Count the lines in the records below that contain the word "icon", and give only that number.

DATA IN THIS EXERCISE:
++++++

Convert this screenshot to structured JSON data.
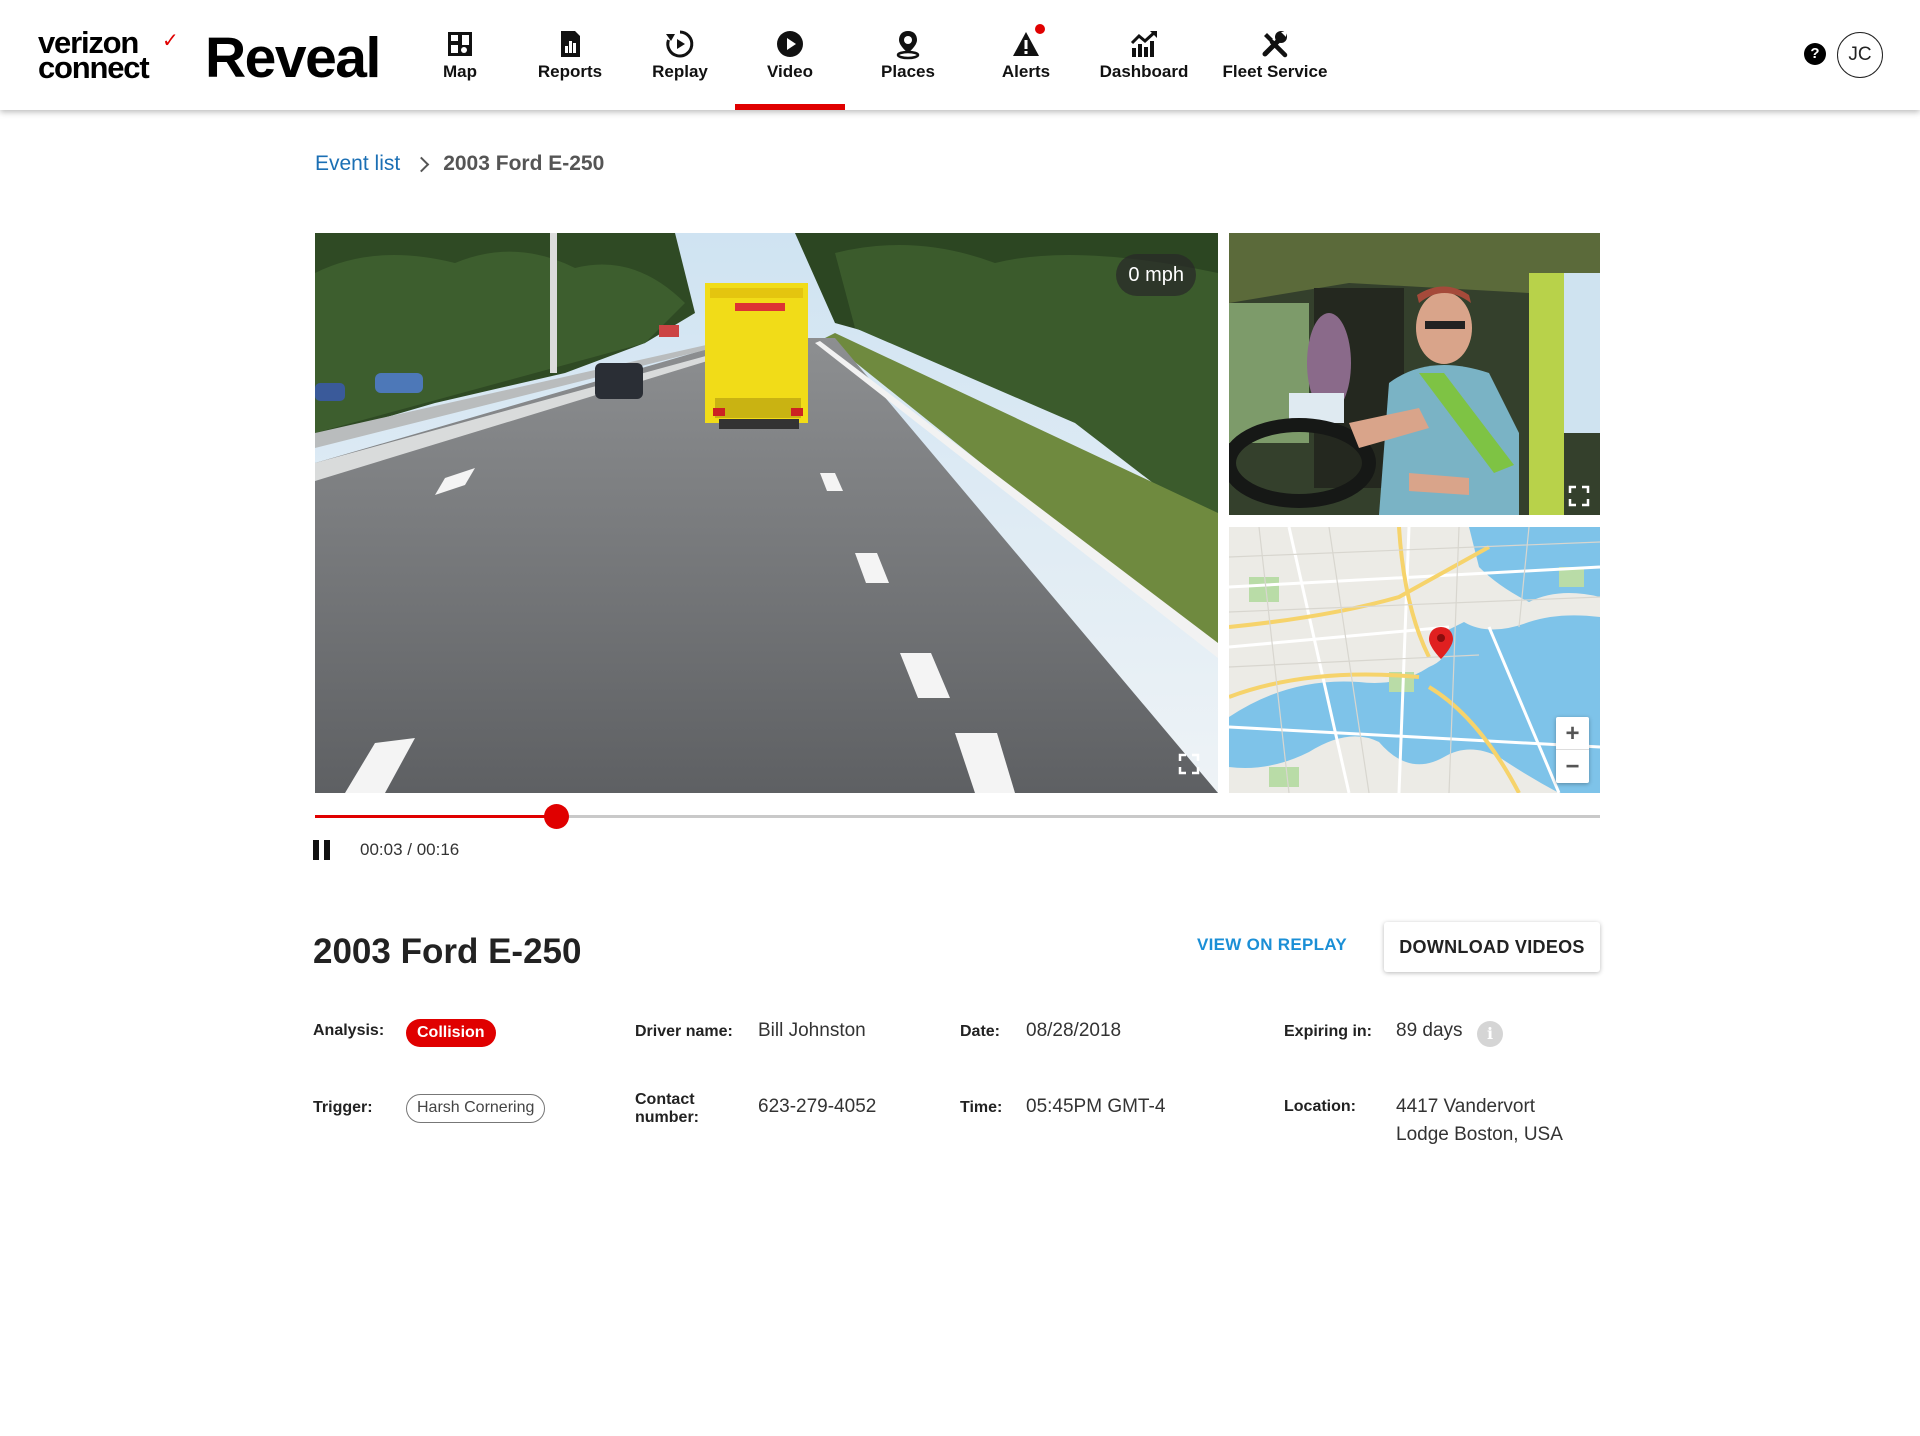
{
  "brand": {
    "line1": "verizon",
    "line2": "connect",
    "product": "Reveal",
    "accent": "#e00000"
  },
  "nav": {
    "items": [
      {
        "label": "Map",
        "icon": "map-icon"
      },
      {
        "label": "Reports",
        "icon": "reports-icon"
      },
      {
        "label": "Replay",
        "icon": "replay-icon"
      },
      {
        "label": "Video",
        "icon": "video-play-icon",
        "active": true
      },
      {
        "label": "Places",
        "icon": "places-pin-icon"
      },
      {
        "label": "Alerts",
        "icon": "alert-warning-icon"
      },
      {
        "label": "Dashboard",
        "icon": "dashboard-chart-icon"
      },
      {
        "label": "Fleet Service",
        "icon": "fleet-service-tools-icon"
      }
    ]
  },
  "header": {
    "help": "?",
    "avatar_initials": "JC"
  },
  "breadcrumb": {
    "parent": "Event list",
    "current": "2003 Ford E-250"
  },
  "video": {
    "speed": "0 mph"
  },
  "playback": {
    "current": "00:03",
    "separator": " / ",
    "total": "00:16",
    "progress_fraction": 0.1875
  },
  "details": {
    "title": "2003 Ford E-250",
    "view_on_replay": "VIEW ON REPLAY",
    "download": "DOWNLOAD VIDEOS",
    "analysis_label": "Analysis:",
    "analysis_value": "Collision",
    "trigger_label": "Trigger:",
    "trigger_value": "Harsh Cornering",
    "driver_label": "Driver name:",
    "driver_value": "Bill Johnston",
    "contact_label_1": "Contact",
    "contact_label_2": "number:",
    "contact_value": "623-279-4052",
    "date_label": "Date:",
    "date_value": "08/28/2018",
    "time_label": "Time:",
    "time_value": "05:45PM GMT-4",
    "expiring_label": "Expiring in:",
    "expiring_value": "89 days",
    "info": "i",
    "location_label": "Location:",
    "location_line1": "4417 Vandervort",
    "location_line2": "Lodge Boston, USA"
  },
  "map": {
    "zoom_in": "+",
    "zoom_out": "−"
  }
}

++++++

ANSWER BELOW: 8